→ **Directions for this task**
The entries below must be reproduced exactly; their pictures are not part of the copy.

(App and web page records)

★ ★ ★ ★ ★ ★ ★

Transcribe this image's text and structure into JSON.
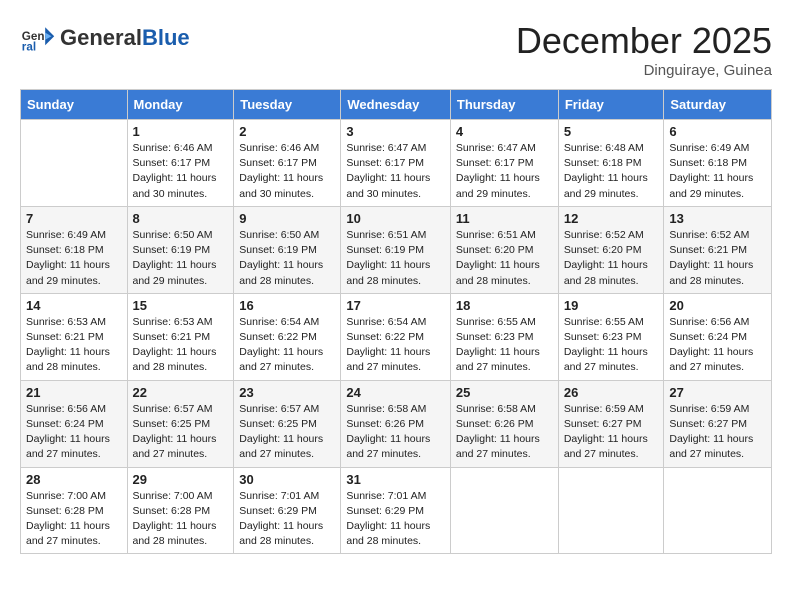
{
  "header": {
    "logo_general": "General",
    "logo_blue": "Blue",
    "month_title": "December 2025",
    "location": "Dinguiraye, Guinea"
  },
  "days_of_week": [
    "Sunday",
    "Monday",
    "Tuesday",
    "Wednesday",
    "Thursday",
    "Friday",
    "Saturday"
  ],
  "weeks": [
    [
      {
        "day": "",
        "sunrise": "",
        "sunset": "",
        "daylight": ""
      },
      {
        "day": "1",
        "sunrise": "Sunrise: 6:46 AM",
        "sunset": "Sunset: 6:17 PM",
        "daylight": "Daylight: 11 hours and 30 minutes."
      },
      {
        "day": "2",
        "sunrise": "Sunrise: 6:46 AM",
        "sunset": "Sunset: 6:17 PM",
        "daylight": "Daylight: 11 hours and 30 minutes."
      },
      {
        "day": "3",
        "sunrise": "Sunrise: 6:47 AM",
        "sunset": "Sunset: 6:17 PM",
        "daylight": "Daylight: 11 hours and 30 minutes."
      },
      {
        "day": "4",
        "sunrise": "Sunrise: 6:47 AM",
        "sunset": "Sunset: 6:17 PM",
        "daylight": "Daylight: 11 hours and 29 minutes."
      },
      {
        "day": "5",
        "sunrise": "Sunrise: 6:48 AM",
        "sunset": "Sunset: 6:18 PM",
        "daylight": "Daylight: 11 hours and 29 minutes."
      },
      {
        "day": "6",
        "sunrise": "Sunrise: 6:49 AM",
        "sunset": "Sunset: 6:18 PM",
        "daylight": "Daylight: 11 hours and 29 minutes."
      }
    ],
    [
      {
        "day": "7",
        "sunrise": "Sunrise: 6:49 AM",
        "sunset": "Sunset: 6:18 PM",
        "daylight": "Daylight: 11 hours and 29 minutes."
      },
      {
        "day": "8",
        "sunrise": "Sunrise: 6:50 AM",
        "sunset": "Sunset: 6:19 PM",
        "daylight": "Daylight: 11 hours and 29 minutes."
      },
      {
        "day": "9",
        "sunrise": "Sunrise: 6:50 AM",
        "sunset": "Sunset: 6:19 PM",
        "daylight": "Daylight: 11 hours and 28 minutes."
      },
      {
        "day": "10",
        "sunrise": "Sunrise: 6:51 AM",
        "sunset": "Sunset: 6:19 PM",
        "daylight": "Daylight: 11 hours and 28 minutes."
      },
      {
        "day": "11",
        "sunrise": "Sunrise: 6:51 AM",
        "sunset": "Sunset: 6:20 PM",
        "daylight": "Daylight: 11 hours and 28 minutes."
      },
      {
        "day": "12",
        "sunrise": "Sunrise: 6:52 AM",
        "sunset": "Sunset: 6:20 PM",
        "daylight": "Daylight: 11 hours and 28 minutes."
      },
      {
        "day": "13",
        "sunrise": "Sunrise: 6:52 AM",
        "sunset": "Sunset: 6:21 PM",
        "daylight": "Daylight: 11 hours and 28 minutes."
      }
    ],
    [
      {
        "day": "14",
        "sunrise": "Sunrise: 6:53 AM",
        "sunset": "Sunset: 6:21 PM",
        "daylight": "Daylight: 11 hours and 28 minutes."
      },
      {
        "day": "15",
        "sunrise": "Sunrise: 6:53 AM",
        "sunset": "Sunset: 6:21 PM",
        "daylight": "Daylight: 11 hours and 28 minutes."
      },
      {
        "day": "16",
        "sunrise": "Sunrise: 6:54 AM",
        "sunset": "Sunset: 6:22 PM",
        "daylight": "Daylight: 11 hours and 27 minutes."
      },
      {
        "day": "17",
        "sunrise": "Sunrise: 6:54 AM",
        "sunset": "Sunset: 6:22 PM",
        "daylight": "Daylight: 11 hours and 27 minutes."
      },
      {
        "day": "18",
        "sunrise": "Sunrise: 6:55 AM",
        "sunset": "Sunset: 6:23 PM",
        "daylight": "Daylight: 11 hours and 27 minutes."
      },
      {
        "day": "19",
        "sunrise": "Sunrise: 6:55 AM",
        "sunset": "Sunset: 6:23 PM",
        "daylight": "Daylight: 11 hours and 27 minutes."
      },
      {
        "day": "20",
        "sunrise": "Sunrise: 6:56 AM",
        "sunset": "Sunset: 6:24 PM",
        "daylight": "Daylight: 11 hours and 27 minutes."
      }
    ],
    [
      {
        "day": "21",
        "sunrise": "Sunrise: 6:56 AM",
        "sunset": "Sunset: 6:24 PM",
        "daylight": "Daylight: 11 hours and 27 minutes."
      },
      {
        "day": "22",
        "sunrise": "Sunrise: 6:57 AM",
        "sunset": "Sunset: 6:25 PM",
        "daylight": "Daylight: 11 hours and 27 minutes."
      },
      {
        "day": "23",
        "sunrise": "Sunrise: 6:57 AM",
        "sunset": "Sunset: 6:25 PM",
        "daylight": "Daylight: 11 hours and 27 minutes."
      },
      {
        "day": "24",
        "sunrise": "Sunrise: 6:58 AM",
        "sunset": "Sunset: 6:26 PM",
        "daylight": "Daylight: 11 hours and 27 minutes."
      },
      {
        "day": "25",
        "sunrise": "Sunrise: 6:58 AM",
        "sunset": "Sunset: 6:26 PM",
        "daylight": "Daylight: 11 hours and 27 minutes."
      },
      {
        "day": "26",
        "sunrise": "Sunrise: 6:59 AM",
        "sunset": "Sunset: 6:27 PM",
        "daylight": "Daylight: 11 hours and 27 minutes."
      },
      {
        "day": "27",
        "sunrise": "Sunrise: 6:59 AM",
        "sunset": "Sunset: 6:27 PM",
        "daylight": "Daylight: 11 hours and 27 minutes."
      }
    ],
    [
      {
        "day": "28",
        "sunrise": "Sunrise: 7:00 AM",
        "sunset": "Sunset: 6:28 PM",
        "daylight": "Daylight: 11 hours and 27 minutes."
      },
      {
        "day": "29",
        "sunrise": "Sunrise: 7:00 AM",
        "sunset": "Sunset: 6:28 PM",
        "daylight": "Daylight: 11 hours and 28 minutes."
      },
      {
        "day": "30",
        "sunrise": "Sunrise: 7:01 AM",
        "sunset": "Sunset: 6:29 PM",
        "daylight": "Daylight: 11 hours and 28 minutes."
      },
      {
        "day": "31",
        "sunrise": "Sunrise: 7:01 AM",
        "sunset": "Sunset: 6:29 PM",
        "daylight": "Daylight: 11 hours and 28 minutes."
      },
      {
        "day": "",
        "sunrise": "",
        "sunset": "",
        "daylight": ""
      },
      {
        "day": "",
        "sunrise": "",
        "sunset": "",
        "daylight": ""
      },
      {
        "day": "",
        "sunrise": "",
        "sunset": "",
        "daylight": ""
      }
    ]
  ]
}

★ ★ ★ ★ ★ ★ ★

→ **Response area**
Transcribe this image's text and structure into JSON.
{
  "header": {
    "logo_general": "General",
    "logo_blue": "Blue",
    "month_title": "December 2025",
    "location": "Dinguiraye, Guinea"
  },
  "days_of_week": [
    "Sunday",
    "Monday",
    "Tuesday",
    "Wednesday",
    "Thursday",
    "Friday",
    "Saturday"
  ],
  "weeks": [
    [
      {
        "day": "",
        "sunrise": "",
        "sunset": "",
        "daylight": ""
      },
      {
        "day": "1",
        "sunrise": "Sunrise: 6:46 AM",
        "sunset": "Sunset: 6:17 PM",
        "daylight": "Daylight: 11 hours and 30 minutes."
      },
      {
        "day": "2",
        "sunrise": "Sunrise: 6:46 AM",
        "sunset": "Sunset: 6:17 PM",
        "daylight": "Daylight: 11 hours and 30 minutes."
      },
      {
        "day": "3",
        "sunrise": "Sunrise: 6:47 AM",
        "sunset": "Sunset: 6:17 PM",
        "daylight": "Daylight: 11 hours and 30 minutes."
      },
      {
        "day": "4",
        "sunrise": "Sunrise: 6:47 AM",
        "sunset": "Sunset: 6:17 PM",
        "daylight": "Daylight: 11 hours and 29 minutes."
      },
      {
        "day": "5",
        "sunrise": "Sunrise: 6:48 AM",
        "sunset": "Sunset: 6:18 PM",
        "daylight": "Daylight: 11 hours and 29 minutes."
      },
      {
        "day": "6",
        "sunrise": "Sunrise: 6:49 AM",
        "sunset": "Sunset: 6:18 PM",
        "daylight": "Daylight: 11 hours and 29 minutes."
      }
    ],
    [
      {
        "day": "7",
        "sunrise": "Sunrise: 6:49 AM",
        "sunset": "Sunset: 6:18 PM",
        "daylight": "Daylight: 11 hours and 29 minutes."
      },
      {
        "day": "8",
        "sunrise": "Sunrise: 6:50 AM",
        "sunset": "Sunset: 6:19 PM",
        "daylight": "Daylight: 11 hours and 29 minutes."
      },
      {
        "day": "9",
        "sunrise": "Sunrise: 6:50 AM",
        "sunset": "Sunset: 6:19 PM",
        "daylight": "Daylight: 11 hours and 28 minutes."
      },
      {
        "day": "10",
        "sunrise": "Sunrise: 6:51 AM",
        "sunset": "Sunset: 6:19 PM",
        "daylight": "Daylight: 11 hours and 28 minutes."
      },
      {
        "day": "11",
        "sunrise": "Sunrise: 6:51 AM",
        "sunset": "Sunset: 6:20 PM",
        "daylight": "Daylight: 11 hours and 28 minutes."
      },
      {
        "day": "12",
        "sunrise": "Sunrise: 6:52 AM",
        "sunset": "Sunset: 6:20 PM",
        "daylight": "Daylight: 11 hours and 28 minutes."
      },
      {
        "day": "13",
        "sunrise": "Sunrise: 6:52 AM",
        "sunset": "Sunset: 6:21 PM",
        "daylight": "Daylight: 11 hours and 28 minutes."
      }
    ],
    [
      {
        "day": "14",
        "sunrise": "Sunrise: 6:53 AM",
        "sunset": "Sunset: 6:21 PM",
        "daylight": "Daylight: 11 hours and 28 minutes."
      },
      {
        "day": "15",
        "sunrise": "Sunrise: 6:53 AM",
        "sunset": "Sunset: 6:21 PM",
        "daylight": "Daylight: 11 hours and 28 minutes."
      },
      {
        "day": "16",
        "sunrise": "Sunrise: 6:54 AM",
        "sunset": "Sunset: 6:22 PM",
        "daylight": "Daylight: 11 hours and 27 minutes."
      },
      {
        "day": "17",
        "sunrise": "Sunrise: 6:54 AM",
        "sunset": "Sunset: 6:22 PM",
        "daylight": "Daylight: 11 hours and 27 minutes."
      },
      {
        "day": "18",
        "sunrise": "Sunrise: 6:55 AM",
        "sunset": "Sunset: 6:23 PM",
        "daylight": "Daylight: 11 hours and 27 minutes."
      },
      {
        "day": "19",
        "sunrise": "Sunrise: 6:55 AM",
        "sunset": "Sunset: 6:23 PM",
        "daylight": "Daylight: 11 hours and 27 minutes."
      },
      {
        "day": "20",
        "sunrise": "Sunrise: 6:56 AM",
        "sunset": "Sunset: 6:24 PM",
        "daylight": "Daylight: 11 hours and 27 minutes."
      }
    ],
    [
      {
        "day": "21",
        "sunrise": "Sunrise: 6:56 AM",
        "sunset": "Sunset: 6:24 PM",
        "daylight": "Daylight: 11 hours and 27 minutes."
      },
      {
        "day": "22",
        "sunrise": "Sunrise: 6:57 AM",
        "sunset": "Sunset: 6:25 PM",
        "daylight": "Daylight: 11 hours and 27 minutes."
      },
      {
        "day": "23",
        "sunrise": "Sunrise: 6:57 AM",
        "sunset": "Sunset: 6:25 PM",
        "daylight": "Daylight: 11 hours and 27 minutes."
      },
      {
        "day": "24",
        "sunrise": "Sunrise: 6:58 AM",
        "sunset": "Sunset: 6:26 PM",
        "daylight": "Daylight: 11 hours and 27 minutes."
      },
      {
        "day": "25",
        "sunrise": "Sunrise: 6:58 AM",
        "sunset": "Sunset: 6:26 PM",
        "daylight": "Daylight: 11 hours and 27 minutes."
      },
      {
        "day": "26",
        "sunrise": "Sunrise: 6:59 AM",
        "sunset": "Sunset: 6:27 PM",
        "daylight": "Daylight: 11 hours and 27 minutes."
      },
      {
        "day": "27",
        "sunrise": "Sunrise: 6:59 AM",
        "sunset": "Sunset: 6:27 PM",
        "daylight": "Daylight: 11 hours and 27 minutes."
      }
    ],
    [
      {
        "day": "28",
        "sunrise": "Sunrise: 7:00 AM",
        "sunset": "Sunset: 6:28 PM",
        "daylight": "Daylight: 11 hours and 27 minutes."
      },
      {
        "day": "29",
        "sunrise": "Sunrise: 7:00 AM",
        "sunset": "Sunset: 6:28 PM",
        "daylight": "Daylight: 11 hours and 28 minutes."
      },
      {
        "day": "30",
        "sunrise": "Sunrise: 7:01 AM",
        "sunset": "Sunset: 6:29 PM",
        "daylight": "Daylight: 11 hours and 28 minutes."
      },
      {
        "day": "31",
        "sunrise": "Sunrise: 7:01 AM",
        "sunset": "Sunset: 6:29 PM",
        "daylight": "Daylight: 11 hours and 28 minutes."
      },
      {
        "day": "",
        "sunrise": "",
        "sunset": "",
        "daylight": ""
      },
      {
        "day": "",
        "sunrise": "",
        "sunset": "",
        "daylight": ""
      },
      {
        "day": "",
        "sunrise": "",
        "sunset": "",
        "daylight": ""
      }
    ]
  ]
}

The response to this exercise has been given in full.